Today was the last day of the 2017 Heidelberg Gaia Sprint. Every participant prepared a single slide in a shared slide deck (available here), and had 120 seconds to present their results. Look at the slides for the full story, but it was really impressive! A few highlights for me were:
Rix and Fouesneau used common proper motions to match Gaia DR1 TGAS stars to much-fainter PanSTARRS companions,
and found hundreds of white dwarf binaries, with a clear, complete white-dwarf sequence. Hawkins was able to separate red clump stars from other RGB stars with a data-driven spectral classifier, and to interpret it. Ting found similar, but working just with the spectral labels fit to spectra with physical models.

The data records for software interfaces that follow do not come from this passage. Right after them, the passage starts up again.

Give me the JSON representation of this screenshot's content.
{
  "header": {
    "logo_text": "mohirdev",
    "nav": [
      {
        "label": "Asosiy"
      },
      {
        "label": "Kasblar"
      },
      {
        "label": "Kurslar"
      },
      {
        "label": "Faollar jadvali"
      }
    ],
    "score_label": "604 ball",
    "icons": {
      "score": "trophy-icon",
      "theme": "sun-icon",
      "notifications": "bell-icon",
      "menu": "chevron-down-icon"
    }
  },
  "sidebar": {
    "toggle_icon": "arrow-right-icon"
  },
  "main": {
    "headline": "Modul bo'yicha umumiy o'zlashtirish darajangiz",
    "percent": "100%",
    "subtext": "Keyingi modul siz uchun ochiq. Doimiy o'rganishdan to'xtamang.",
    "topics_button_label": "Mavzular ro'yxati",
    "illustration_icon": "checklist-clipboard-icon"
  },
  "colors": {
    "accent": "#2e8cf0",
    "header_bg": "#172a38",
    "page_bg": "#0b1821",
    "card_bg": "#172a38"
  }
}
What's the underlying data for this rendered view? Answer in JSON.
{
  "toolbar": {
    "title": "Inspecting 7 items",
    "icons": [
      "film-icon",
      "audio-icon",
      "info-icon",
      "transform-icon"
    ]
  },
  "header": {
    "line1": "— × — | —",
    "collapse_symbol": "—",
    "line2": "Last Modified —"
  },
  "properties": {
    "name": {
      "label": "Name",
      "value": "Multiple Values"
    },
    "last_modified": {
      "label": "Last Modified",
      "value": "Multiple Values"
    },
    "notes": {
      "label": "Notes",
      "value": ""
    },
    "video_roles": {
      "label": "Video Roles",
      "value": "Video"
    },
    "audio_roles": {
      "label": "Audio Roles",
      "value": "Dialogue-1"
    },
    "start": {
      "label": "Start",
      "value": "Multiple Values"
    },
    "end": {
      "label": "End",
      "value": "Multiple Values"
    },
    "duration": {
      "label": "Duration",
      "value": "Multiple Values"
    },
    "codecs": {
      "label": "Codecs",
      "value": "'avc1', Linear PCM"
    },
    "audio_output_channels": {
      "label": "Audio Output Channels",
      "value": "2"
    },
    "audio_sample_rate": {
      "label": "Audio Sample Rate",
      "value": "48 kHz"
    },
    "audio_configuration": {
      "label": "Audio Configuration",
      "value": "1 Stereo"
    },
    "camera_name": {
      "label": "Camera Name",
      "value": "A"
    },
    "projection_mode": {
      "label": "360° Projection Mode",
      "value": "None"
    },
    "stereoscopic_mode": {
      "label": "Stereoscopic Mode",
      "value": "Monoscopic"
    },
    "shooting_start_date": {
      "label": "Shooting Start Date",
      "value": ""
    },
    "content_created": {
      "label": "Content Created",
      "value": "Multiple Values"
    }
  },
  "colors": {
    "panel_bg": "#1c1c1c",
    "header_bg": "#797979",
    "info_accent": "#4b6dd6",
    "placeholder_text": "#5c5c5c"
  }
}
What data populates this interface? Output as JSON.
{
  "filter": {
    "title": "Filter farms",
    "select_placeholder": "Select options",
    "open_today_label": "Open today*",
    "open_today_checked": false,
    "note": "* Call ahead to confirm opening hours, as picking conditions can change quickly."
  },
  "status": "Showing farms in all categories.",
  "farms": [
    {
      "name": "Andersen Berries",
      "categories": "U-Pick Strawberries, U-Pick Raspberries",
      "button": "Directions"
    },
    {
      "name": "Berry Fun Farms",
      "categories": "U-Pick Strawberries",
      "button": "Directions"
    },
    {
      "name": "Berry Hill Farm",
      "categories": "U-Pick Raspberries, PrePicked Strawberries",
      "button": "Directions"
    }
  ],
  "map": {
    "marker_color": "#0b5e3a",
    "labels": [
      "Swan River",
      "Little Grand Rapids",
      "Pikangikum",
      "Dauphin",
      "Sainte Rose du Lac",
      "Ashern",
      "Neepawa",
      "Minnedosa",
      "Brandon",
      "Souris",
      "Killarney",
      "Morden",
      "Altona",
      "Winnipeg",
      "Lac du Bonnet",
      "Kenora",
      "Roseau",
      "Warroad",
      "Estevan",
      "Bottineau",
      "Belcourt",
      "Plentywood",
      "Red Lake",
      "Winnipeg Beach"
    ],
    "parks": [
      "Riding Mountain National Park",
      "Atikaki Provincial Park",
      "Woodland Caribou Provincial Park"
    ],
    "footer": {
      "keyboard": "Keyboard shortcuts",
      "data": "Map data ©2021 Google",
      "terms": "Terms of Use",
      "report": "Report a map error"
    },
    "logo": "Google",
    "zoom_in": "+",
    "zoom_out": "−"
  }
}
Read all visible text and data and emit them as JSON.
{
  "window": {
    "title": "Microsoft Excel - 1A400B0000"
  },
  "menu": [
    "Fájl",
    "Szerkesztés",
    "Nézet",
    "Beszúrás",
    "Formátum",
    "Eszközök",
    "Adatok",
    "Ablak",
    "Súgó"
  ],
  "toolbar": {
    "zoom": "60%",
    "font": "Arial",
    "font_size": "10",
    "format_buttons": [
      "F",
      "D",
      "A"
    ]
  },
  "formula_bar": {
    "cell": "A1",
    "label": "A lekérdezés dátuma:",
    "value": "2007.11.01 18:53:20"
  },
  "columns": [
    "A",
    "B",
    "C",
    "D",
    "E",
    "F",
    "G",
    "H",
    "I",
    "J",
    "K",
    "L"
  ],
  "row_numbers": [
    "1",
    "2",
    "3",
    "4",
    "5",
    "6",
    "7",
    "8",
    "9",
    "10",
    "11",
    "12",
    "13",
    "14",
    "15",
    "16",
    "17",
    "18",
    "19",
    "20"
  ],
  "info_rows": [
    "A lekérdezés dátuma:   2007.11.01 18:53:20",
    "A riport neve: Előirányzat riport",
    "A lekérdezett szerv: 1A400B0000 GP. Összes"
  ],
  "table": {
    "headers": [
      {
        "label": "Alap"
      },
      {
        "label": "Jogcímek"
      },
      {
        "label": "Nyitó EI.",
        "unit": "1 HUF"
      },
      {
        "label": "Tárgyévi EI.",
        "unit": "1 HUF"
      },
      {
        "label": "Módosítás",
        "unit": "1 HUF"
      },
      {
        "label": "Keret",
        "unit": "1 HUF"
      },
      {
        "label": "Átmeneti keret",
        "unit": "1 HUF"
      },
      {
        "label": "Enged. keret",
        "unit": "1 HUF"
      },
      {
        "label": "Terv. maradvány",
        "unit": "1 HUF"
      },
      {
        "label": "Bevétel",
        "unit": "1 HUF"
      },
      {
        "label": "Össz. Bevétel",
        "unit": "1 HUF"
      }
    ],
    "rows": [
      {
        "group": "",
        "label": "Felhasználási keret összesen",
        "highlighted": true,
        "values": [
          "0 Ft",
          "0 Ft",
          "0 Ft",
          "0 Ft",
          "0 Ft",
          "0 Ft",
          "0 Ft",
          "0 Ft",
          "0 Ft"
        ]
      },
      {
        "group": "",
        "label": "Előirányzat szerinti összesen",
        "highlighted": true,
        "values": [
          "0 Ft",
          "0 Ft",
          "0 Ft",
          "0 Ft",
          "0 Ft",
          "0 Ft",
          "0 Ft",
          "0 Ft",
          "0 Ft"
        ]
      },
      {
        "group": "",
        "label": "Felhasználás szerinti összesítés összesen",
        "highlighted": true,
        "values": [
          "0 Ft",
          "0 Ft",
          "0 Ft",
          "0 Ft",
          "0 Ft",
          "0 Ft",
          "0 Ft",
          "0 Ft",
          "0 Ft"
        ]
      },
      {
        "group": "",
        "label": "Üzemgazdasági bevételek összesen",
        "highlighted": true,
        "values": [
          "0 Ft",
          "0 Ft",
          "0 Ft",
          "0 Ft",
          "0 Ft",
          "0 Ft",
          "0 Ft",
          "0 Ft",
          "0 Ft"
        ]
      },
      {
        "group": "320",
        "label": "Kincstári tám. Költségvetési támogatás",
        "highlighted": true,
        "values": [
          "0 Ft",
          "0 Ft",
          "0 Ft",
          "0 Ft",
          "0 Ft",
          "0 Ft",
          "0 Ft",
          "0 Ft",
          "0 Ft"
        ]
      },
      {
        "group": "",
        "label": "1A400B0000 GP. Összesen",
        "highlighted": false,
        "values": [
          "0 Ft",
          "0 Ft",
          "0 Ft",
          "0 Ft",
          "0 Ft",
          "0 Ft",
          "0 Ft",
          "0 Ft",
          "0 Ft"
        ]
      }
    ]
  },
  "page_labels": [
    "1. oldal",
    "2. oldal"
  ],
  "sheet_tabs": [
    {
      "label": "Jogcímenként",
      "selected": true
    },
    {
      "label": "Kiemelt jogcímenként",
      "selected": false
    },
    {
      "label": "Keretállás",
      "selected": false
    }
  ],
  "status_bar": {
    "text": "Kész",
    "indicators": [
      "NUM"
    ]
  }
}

El-Badry showed that stars he finds are binaries, spectroscopically (and he can find them even if the velocity differences vanish) are above the main sequence in the color—magnitude diagram.
Beaton showed that an old statistical-parallax calibration of RR Lyrae stars by Kollmeier turns out to be strongly confirmed in the TGAS data. Birky built a beautiful one-dimensional model of M-dwarf spectra in APOGEE using only a single label, which is literature spectral classifications. Burggraaff has a possible vertical-direction moving group coming through our local position in the Milky Way disk. Coronado found that she can calibrate main-sequence star luminosities using spectral labels to almost the quality of other standard candles. Rybizki made progress towards an empirical set of supernova yields, starting with APOGEE abundances and (poor) stellar ages.
And, as I have mentioned before, Casey showed that we might be able to do asteroseismology with Gaia, and Anderson made incredible maps of the Milky-Way disk (and animations of slices thereof!).